Rogue Valley residents are celebrating the "Peace Through Music" concert series this week, hosted by Anima Mundi Productions. A group gathered at the Thalden Pavillion on Wednesday afternoon to celebrate the festival with a launch ceremony.
As a part of the event, parents, children, and even the animals can enjoy the sound of music in Ashland.
"Kids with mothers, professionals, people who knew how to play the piano but then forgot came and got inspired," Anima Mundi Productions co-founder Tiziana Della Rovere said.
The nonprofit has placed two "Pianos For Peace" for the public to enjoy, one in Lithia Park and another at the intersection of Pioneer St. and E. Main St.
"We have a team of professional artists and a team of student artists that have worked for months to paint two pianos," executive director Ethan Gans-Morse said. "We're launching what we're calling Pianos For Peace Oregon with a concert and a whole ceremony."
The week-long festival will feature free events, from presentations to interviews to performances.
"Our message to share with our community is that through the arts, we can make real meaningful change in the world," Gans-Morse said. "We invite people to come out to our concerts to experience how we can go through communal healing together, right there in the concert hall and come out changed through the arts."
The display of art doesn't stop at music. It is also on the piano itself, painted by a group of Phoenix High School students.
"It was fantastic because the students came through so magnificently," Della Rovere said. "They were so great, created a beautiful painting."
The goal of the organization is to spread the message of peace through the arts.

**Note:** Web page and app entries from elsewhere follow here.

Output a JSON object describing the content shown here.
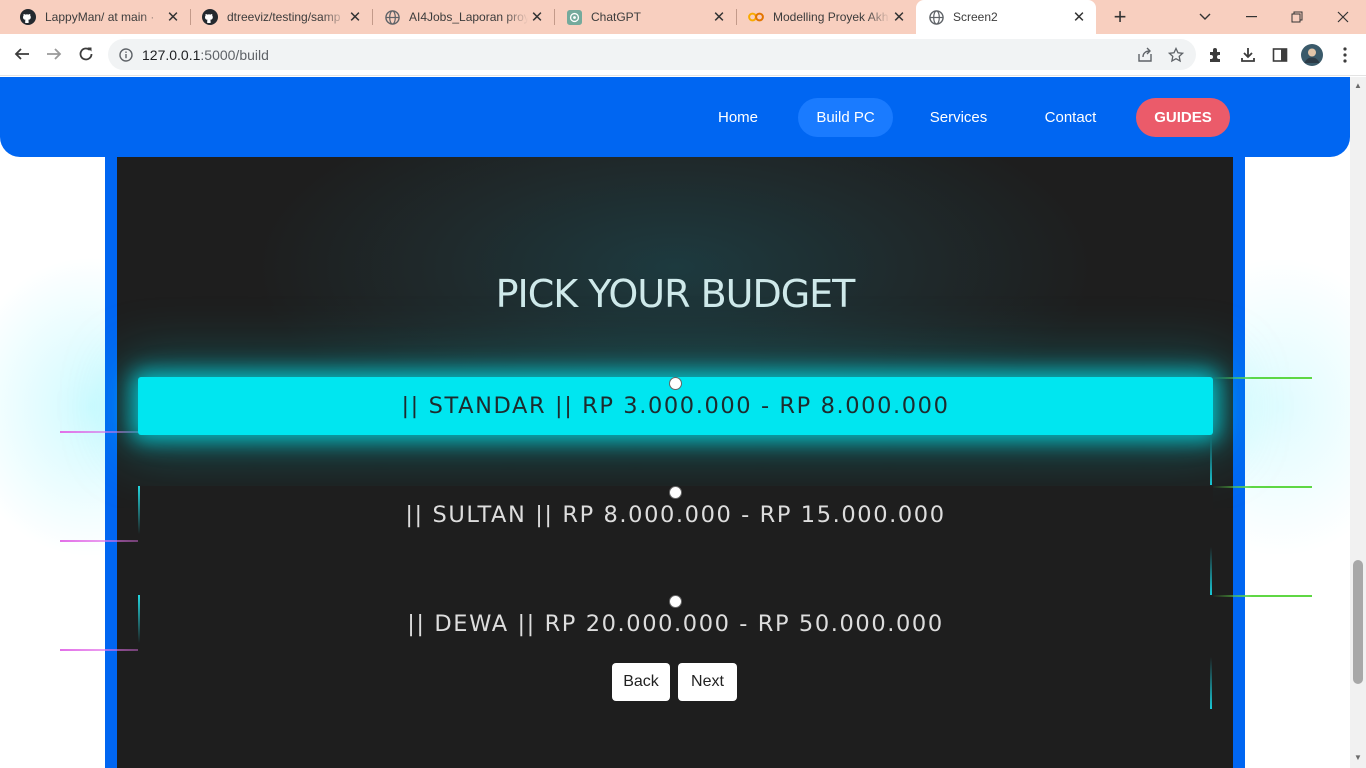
{
  "browser": {
    "tabs": [
      {
        "title": "LappyMan/ at main ·",
        "icon": "github-icon"
      },
      {
        "title": "dtreeviz/testing/samp",
        "icon": "github-icon"
      },
      {
        "title": "AI4Jobs_Laporan proy",
        "icon": "globe-icon"
      },
      {
        "title": "ChatGPT",
        "icon": "chatgpt-icon"
      },
      {
        "title": "Modelling Proyek Akh",
        "icon": "colab-icon"
      },
      {
        "title": "Screen2",
        "icon": "globe-icon"
      }
    ],
    "url_host": "127.0.0.1",
    "url_path": ":5000/build"
  },
  "nav": {
    "home": "Home",
    "build": "Build PC",
    "services": "Services",
    "contact": "Contact",
    "guides": "GUIDES"
  },
  "main": {
    "heading": "PICK YOUR BUDGET",
    "options": [
      {
        "label": "|| STANDAR || RP 3.000.000 - RP 8.000.000",
        "selected": true
      },
      {
        "label": "|| SULTAN || RP 8.000.000 - RP 15.000.000",
        "selected": false
      },
      {
        "label": "|| DEWA || RP 20.000.000 - RP 50.000.000",
        "selected": false
      }
    ],
    "back_label": "Back",
    "next_label": "Next"
  },
  "colors": {
    "nav_blue": "#0066f2",
    "selected_cyan": "#00e6f0",
    "guides_red": "#eb5b6a",
    "panel_dark": "#1e1e1e"
  }
}
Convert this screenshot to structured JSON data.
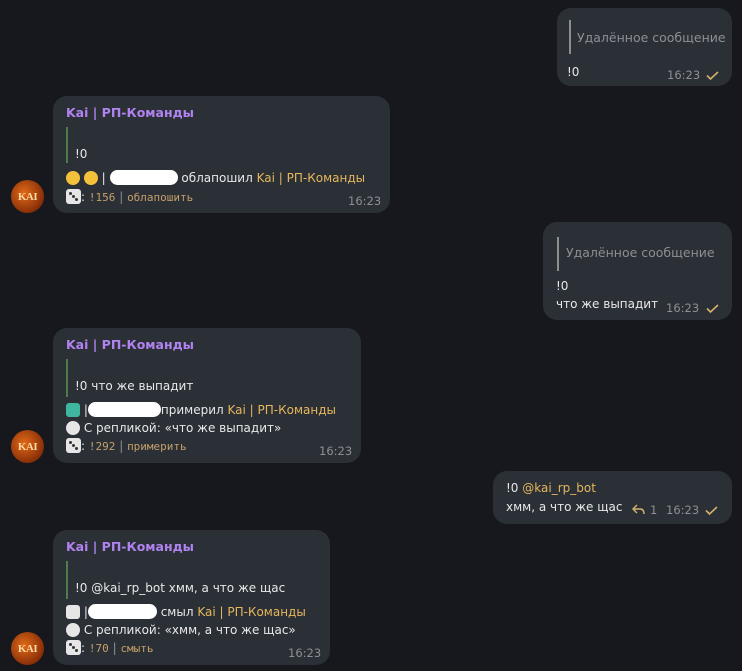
{
  "messages": {
    "m1": {
      "reply_text": "Удалённое сообщение",
      "text": "!0",
      "time": "16:23"
    },
    "m2": {
      "sender": "Kai | РП-Команды",
      "text": "!0",
      "line_action": "облапошил",
      "line_target": "Kai | РП-Команды",
      "line_sep": "|",
      "cmd_counter": "!156",
      "cmd_sep": "|",
      "cmd_name": "облапошить",
      "time": "16:23"
    },
    "m3": {
      "reply_text": "Удалённое сообщение",
      "text1": "!0",
      "text2": "что же выпадит",
      "time": "16:23"
    },
    "m4": {
      "sender": "Kai | РП-Команды",
      "text": "!0 что же выпадит",
      "line_sep": "|",
      "line_action": "примерил",
      "line_target": "Kai | РП-Команды",
      "remark": "С репликой: «что же выпадит»",
      "cmd_counter": "!292",
      "cmd_sep": "|",
      "cmd_name": "примерить",
      "time": "16:23"
    },
    "m5": {
      "text_prefix": "!0 ",
      "mention": "@kai_rp_bot",
      "text2": "хмм, а что же щас",
      "replies": "1",
      "time": "16:23"
    },
    "m6": {
      "sender": "Kai | РП-Команды",
      "text": "!0 @kai_rp_bot  хмм, а что же щас",
      "line_sep": "|",
      "line_action": "смыл",
      "line_target": "Kai | РП-Команды",
      "remark": "С репликой: «хмм, а что же щас»",
      "cmd_counter": "!70",
      "cmd_sep": "|",
      "cmd_name": "смыть",
      "time": "16:23"
    }
  },
  "avatar_text": "KAI",
  "colors": {
    "sender": "#b083f0",
    "link": "#e5b75d",
    "bubble": "#2b2f36",
    "background": "#16181d"
  }
}
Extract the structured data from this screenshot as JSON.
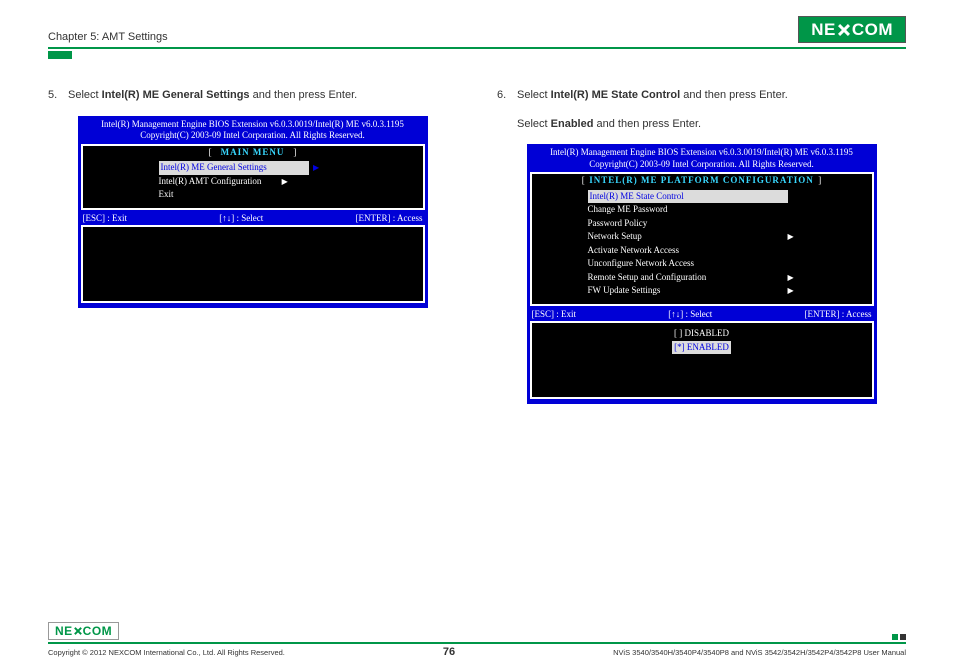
{
  "header": {
    "chapter": "Chapter 5: AMT Settings",
    "logo": "NEXCOM"
  },
  "left": {
    "step_num": "5.",
    "step_text_pre": "Select ",
    "step_text_bold": "Intel(R) ME General Settings",
    "step_text_post": " and then press Enter.",
    "bios": {
      "hdr1": "Intel(R) Management Engine BIOS Extension v6.0.3.0019/Intel(R) ME v6.0.3.1195",
      "hdr2": "Copyright(C) 2003-09 Intel Corporation. All Rights Reserved.",
      "title": "MAIN MENU",
      "items": [
        {
          "label": "Intel(R) ME General Settings",
          "highlight": true,
          "arrow": true
        },
        {
          "label": "Intel(R) AMT Configuration",
          "highlight": false,
          "arrow": true
        },
        {
          "label": "Exit",
          "highlight": false,
          "arrow": false
        }
      ],
      "footer": {
        "esc": "[ESC] : Exit",
        "sel": "[↑↓] : Select",
        "ent": "[ENTER] : Access"
      }
    }
  },
  "right": {
    "step_num": "6.",
    "step_text_pre": "Select ",
    "step_text_bold": "Intel(R) ME State Control",
    "step_text_post": " and then press Enter.",
    "sub_pre": "Select ",
    "sub_bold": "Enabled",
    "sub_post": "  and then press Enter.",
    "bios": {
      "hdr1": "Intel(R) Management Engine BIOS Extension v6.0.3.0019/Intel(R) ME v6.0.3.1195",
      "hdr2": "Copyright(C) 2003-09 Intel Corporation. All Rights Reserved.",
      "title": "INTEL(R) ME PLATFORM CONFIGURATION",
      "items": [
        {
          "label": "Intel(R) ME State Control",
          "highlight": true,
          "arrow": false
        },
        {
          "label": "Change ME Password",
          "highlight": false,
          "arrow": false
        },
        {
          "label": "Password Policy",
          "highlight": false,
          "arrow": false
        },
        {
          "label": "Network Setup",
          "highlight": false,
          "arrow": true
        },
        {
          "label": "Activate Network Access",
          "highlight": false,
          "arrow": false
        },
        {
          "label": "Unconfigure Network Access",
          "highlight": false,
          "arrow": false
        },
        {
          "label": "Remote Setup and Configuration",
          "highlight": false,
          "arrow": true
        },
        {
          "label": "FW Update Settings",
          "highlight": false,
          "arrow": true
        }
      ],
      "footer": {
        "esc": "[ESC] : Exit",
        "sel": "[↑↓] : Select",
        "ent": "[ENTER] : Access"
      },
      "options": {
        "disabled": "[  ] DISABLED",
        "enabled": "[*] ENABLED"
      }
    }
  },
  "footer": {
    "copyright": "Copyright © 2012 NEXCOM International Co., Ltd. All Rights Reserved.",
    "pagenum": "76",
    "manual": "NViS 3540/3540H/3540P4/3540P8 and NViS 3542/3542H/3542P4/3542P8 User Manual"
  }
}
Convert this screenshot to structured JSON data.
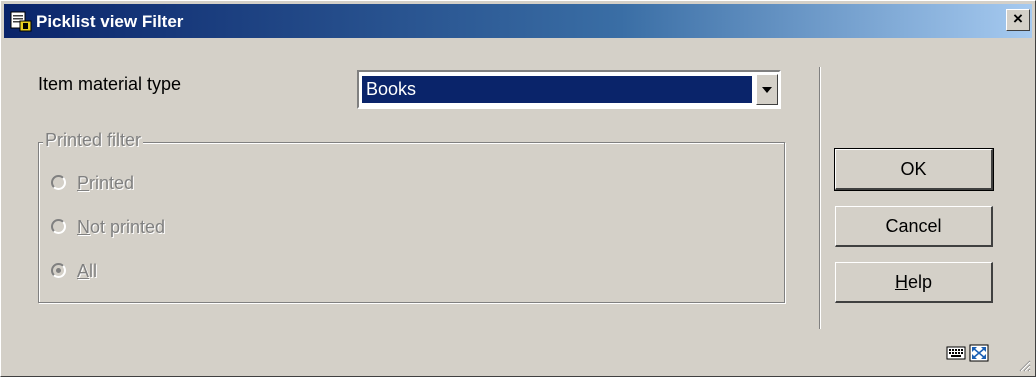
{
  "window": {
    "title": "Picklist view Filter",
    "close_label": "×"
  },
  "material": {
    "label": "Item material type",
    "selected": "Books"
  },
  "printed_filter": {
    "legend": "Printed filter",
    "options": [
      {
        "mnemonic": "P",
        "rest": "rinted",
        "checked": false
      },
      {
        "mnemonic": "N",
        "rest": "ot printed",
        "checked": false
      },
      {
        "mnemonic": "A",
        "rest": "ll",
        "checked": true
      }
    ]
  },
  "buttons": {
    "ok": "OK",
    "cancel": "Cancel",
    "help_mnemonic": "H",
    "help_rest": "elp"
  },
  "colors": {
    "title_bar": "#0a246a",
    "face": "#d4d0c8",
    "selection": "#0a246a"
  }
}
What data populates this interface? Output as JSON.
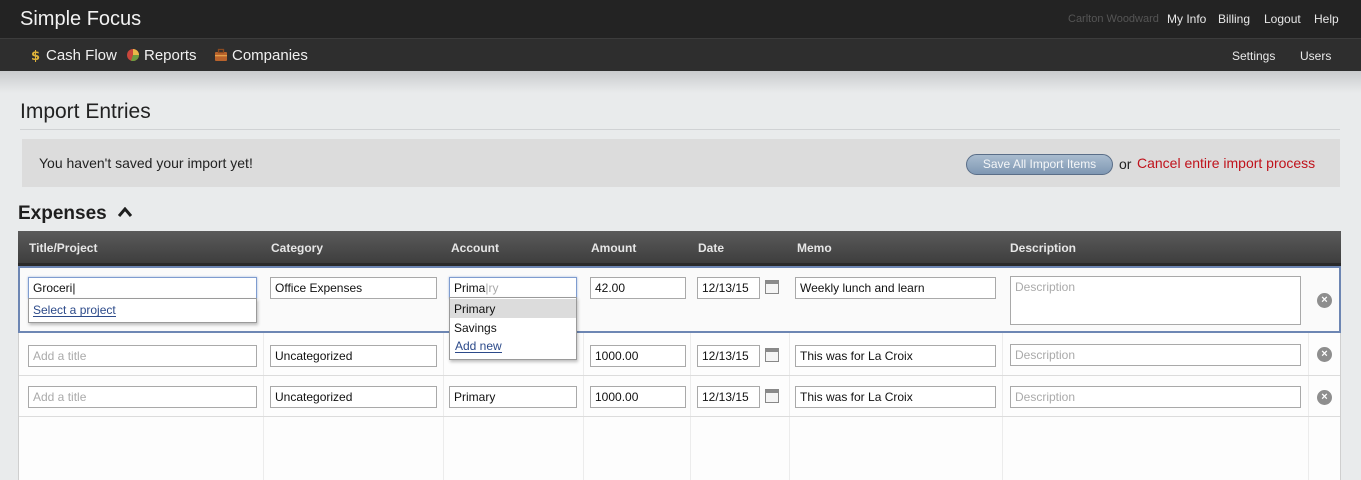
{
  "header": {
    "app_title": "Simple Focus",
    "user_name": "Carlton Woodward",
    "links": [
      "My Info",
      "Billing",
      "Logout",
      "Help"
    ]
  },
  "nav": {
    "items": [
      "Cash Flow",
      "Reports",
      "Companies"
    ],
    "right_links": [
      "Settings",
      "Users"
    ]
  },
  "page": {
    "title": "Import Entries"
  },
  "notice": {
    "message": "You haven't saved your import yet!",
    "save_label": "Save All Import Items",
    "or_text": "or",
    "cancel_label": "Cancel entire import process"
  },
  "section": {
    "title": "Expenses",
    "caret": "⌃"
  },
  "table": {
    "columns": [
      "Title/Project",
      "Category",
      "Account",
      "Amount",
      "Date",
      "Memo",
      "Description"
    ],
    "rows": [
      {
        "title": "Groceri|",
        "category": "Office Expenses",
        "account_typed": "Prima",
        "account_hint": "|ry",
        "amount": "42.00",
        "date": "12/13/15",
        "memo": "Weekly lunch and learn",
        "description_placeholder": "Description"
      },
      {
        "title_placeholder": "Add a title",
        "category": "Uncategorized",
        "account": "Primary",
        "amount": "1000.00",
        "date": "12/13/15",
        "memo": "This was for La Croix",
        "description_placeholder": "Description"
      },
      {
        "title_placeholder": "Add a title",
        "category": "Uncategorized",
        "account": "Primary",
        "amount": "1000.00",
        "date": "12/13/15",
        "memo": "This was for La Croix",
        "description_placeholder": "Description"
      }
    ]
  },
  "project_dropdown": {
    "link": "Select a project"
  },
  "account_dropdown": {
    "options": [
      "Primary",
      "Savings"
    ],
    "highlighted": "Primary",
    "add_new": "Add new"
  },
  "icons": {
    "remove": "×"
  }
}
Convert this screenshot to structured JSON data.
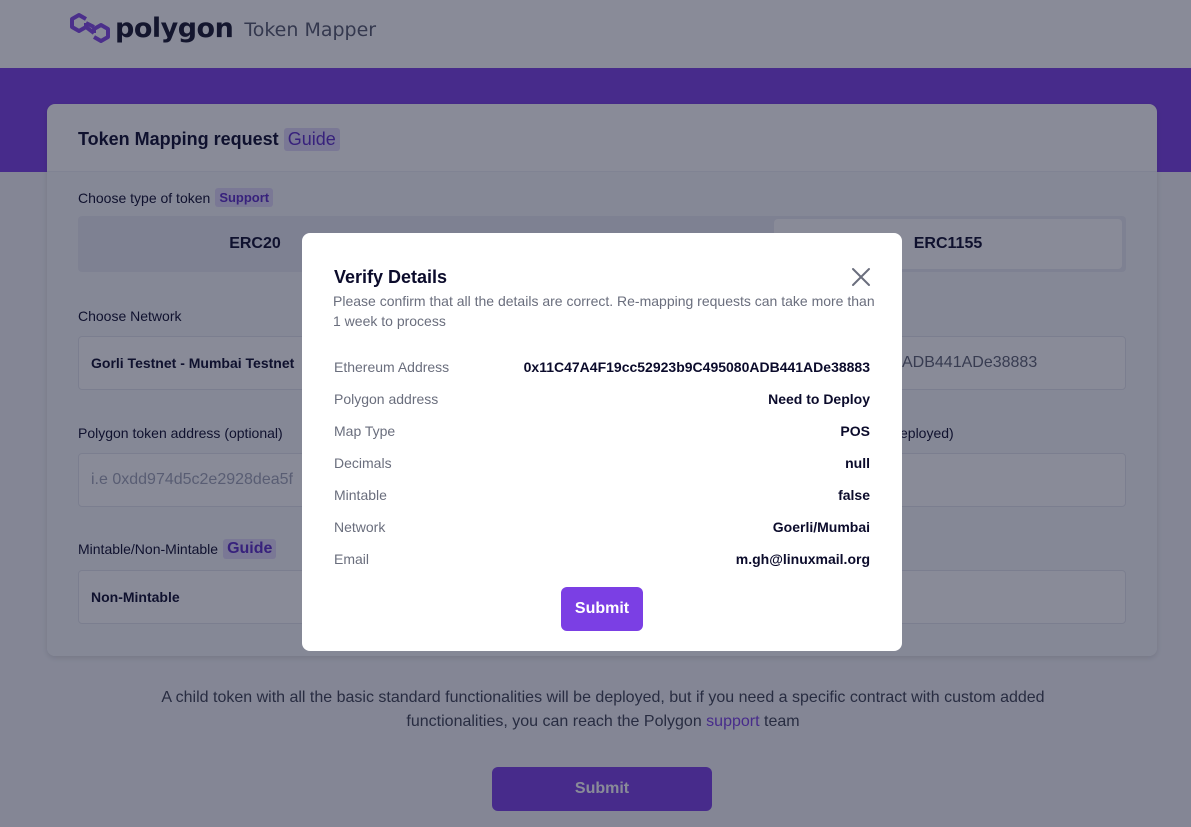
{
  "header": {
    "brand": "polygon",
    "product": "Token Mapper"
  },
  "card": {
    "title": "Token Mapping request",
    "title_tag": "Guide",
    "token_type_label": "Choose type of token",
    "token_type_tag": "Support",
    "token_types": [
      "ERC20",
      "ERC1155"
    ],
    "network_label": "Choose Network",
    "network_value": "Gorli Testnet - Mumbai Testnet",
    "eth_address_partial": "ADB441ADe38883",
    "polygon_address_label": "Polygon token address (optional)",
    "polygon_address_placeholder": "i.e 0xdd974d5c2e2928dea5f",
    "right_label_partial": "eployed)",
    "mintable_label": "Mintable/Non-Mintable",
    "mintable_tag": "Guide",
    "mintable_value": "Non-Mintable"
  },
  "info": {
    "text_before": "A child token with all the basic standard functionalities will be deployed, but if you need a specific contract with custom added functionalities, you can reach the Polygon",
    "link": "support",
    "text_after": "team"
  },
  "main_submit": "Submit",
  "modal": {
    "title": "Verify Details",
    "description": "Please confirm that all the details are correct. Re-mapping requests can take more than 1 week to process",
    "rows": [
      {
        "label": "Ethereum Address",
        "value": "0x11C47A4F19cc52923b9C495080ADB441ADe38883"
      },
      {
        "label": "Polygon address",
        "value": "Need to Deploy"
      },
      {
        "label": "Map Type",
        "value": "POS"
      },
      {
        "label": "Decimals",
        "value": "null"
      },
      {
        "label": "Mintable",
        "value": "false"
      },
      {
        "label": "Network",
        "value": "Goerli/Mumbai"
      },
      {
        "label": "Email",
        "value": "m.gh@linuxmail.org"
      }
    ],
    "submit": "Submit"
  },
  "colors": {
    "accent": "#7b3fe4",
    "tag_bg": "#e1d8f9",
    "overlay": "rgba(20,24,50,0.5)"
  },
  "icons": {
    "logo": "polygon-logo-icon",
    "close": "close-icon"
  }
}
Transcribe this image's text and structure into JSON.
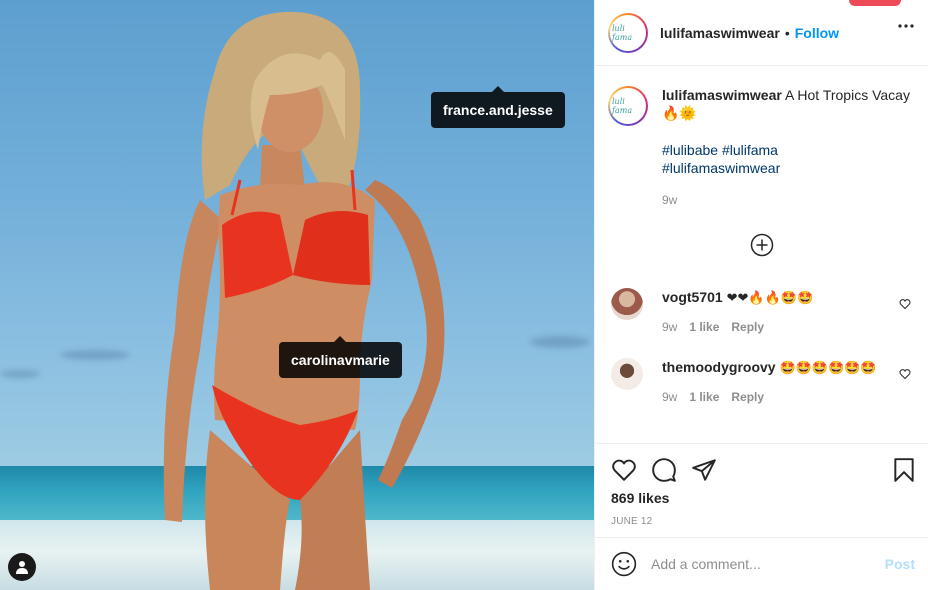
{
  "post": {
    "username": "lulifamaswimwear",
    "follow_label": "Follow",
    "separator": "•",
    "avatar_text": "luli fama",
    "more_icon": "more-horizontal-icon"
  },
  "photo": {
    "tags": [
      {
        "label": "france.and.jesse"
      },
      {
        "label": "carolinavmarie"
      }
    ]
  },
  "caption": {
    "username": "lulifamaswimwear",
    "text": "A Hot Tropics Vacay 🔥🌞",
    "hashtags": [
      "#lulibabe #lulifama",
      "#lulifamaswimwear"
    ],
    "time": "9w"
  },
  "comments": [
    {
      "username": "vogt5701",
      "text": "❤❤🔥🔥🤩🤩",
      "time": "9w",
      "likes": "1 like",
      "reply": "Reply"
    },
    {
      "username": "themoodygroovy",
      "text": "🤩🤩🤩🤩🤩🤩",
      "time": "9w",
      "likes": "1 like",
      "reply": "Reply"
    }
  ],
  "stats": {
    "likes": "869 likes",
    "date": "JUNE 12"
  },
  "composer": {
    "placeholder": "Add a comment...",
    "post_label": "Post"
  },
  "colors": {
    "accent": "#0095f6",
    "text": "#262626",
    "muted": "#8e8e8e",
    "hashtag": "#00376b",
    "post_disabled": "#b2dffc"
  }
}
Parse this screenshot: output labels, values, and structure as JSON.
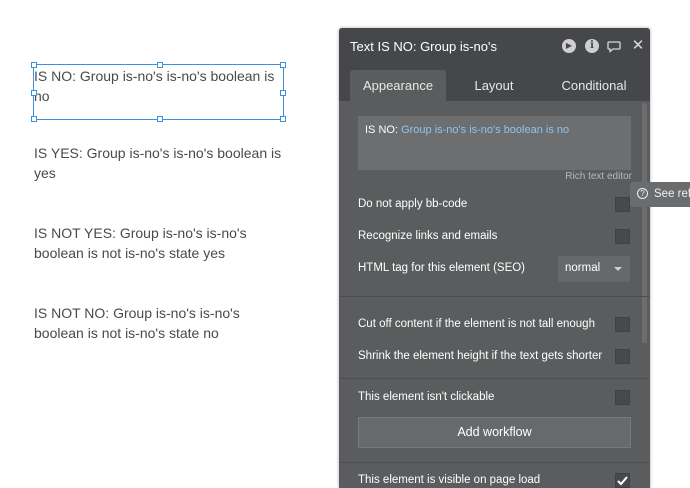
{
  "canvas": {
    "texts": [
      "IS NO: Group is-no's is-no's boolean is no",
      "IS YES: Group is-no's is-no's boolean is yes",
      "IS NOT YES: Group is-no's is-no's boolean is not is-no's state yes",
      "IS NOT NO: Group is-no's is-no's boolean is not is-no's state no"
    ]
  },
  "panel": {
    "title": "Text IS NO: Group is-no's",
    "tabs": [
      "Appearance",
      "Layout",
      "Conditional"
    ],
    "rte_prefix": "IS NO: ",
    "rte_dynamic": "Group is-no's is-no's boolean is no",
    "rte_label": "Rich text editor",
    "options": {
      "bbcode": "Do not apply bb-code",
      "links": "Recognize links and emails",
      "html_tag": "HTML tag for this element (SEO)",
      "html_tag_value": "normal",
      "cut_off": "Cut off content if the element is not tall enough",
      "shrink": "Shrink the element height if the text gets shorter",
      "not_clickable": "This element isn't clickable",
      "visible": "This element is visible on page load"
    },
    "add_workflow": "Add workflow"
  },
  "see_ref": "See ref",
  "icons": {
    "play": "play-icon",
    "info": "info-icon",
    "comment": "comment-icon",
    "close": "close-icon",
    "help": "question-icon"
  },
  "colors": {
    "panel_bg": "#5a5c5d",
    "header_bg": "#45474a",
    "dynamic_text": "#8fc4ee",
    "selection": "#3d8fe0"
  }
}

"This expression using the visuals, bringing together the community in the celebration, is really one of the foundations of having a peaceful society," Della Rovere said.
The organization said both pianos will remain in Ashland until Oct. 7th. After that, one piano will be placed at the Phoenix Civic Center and the other at the Armadillo Technical Institute, both in Phoenix, Oregon.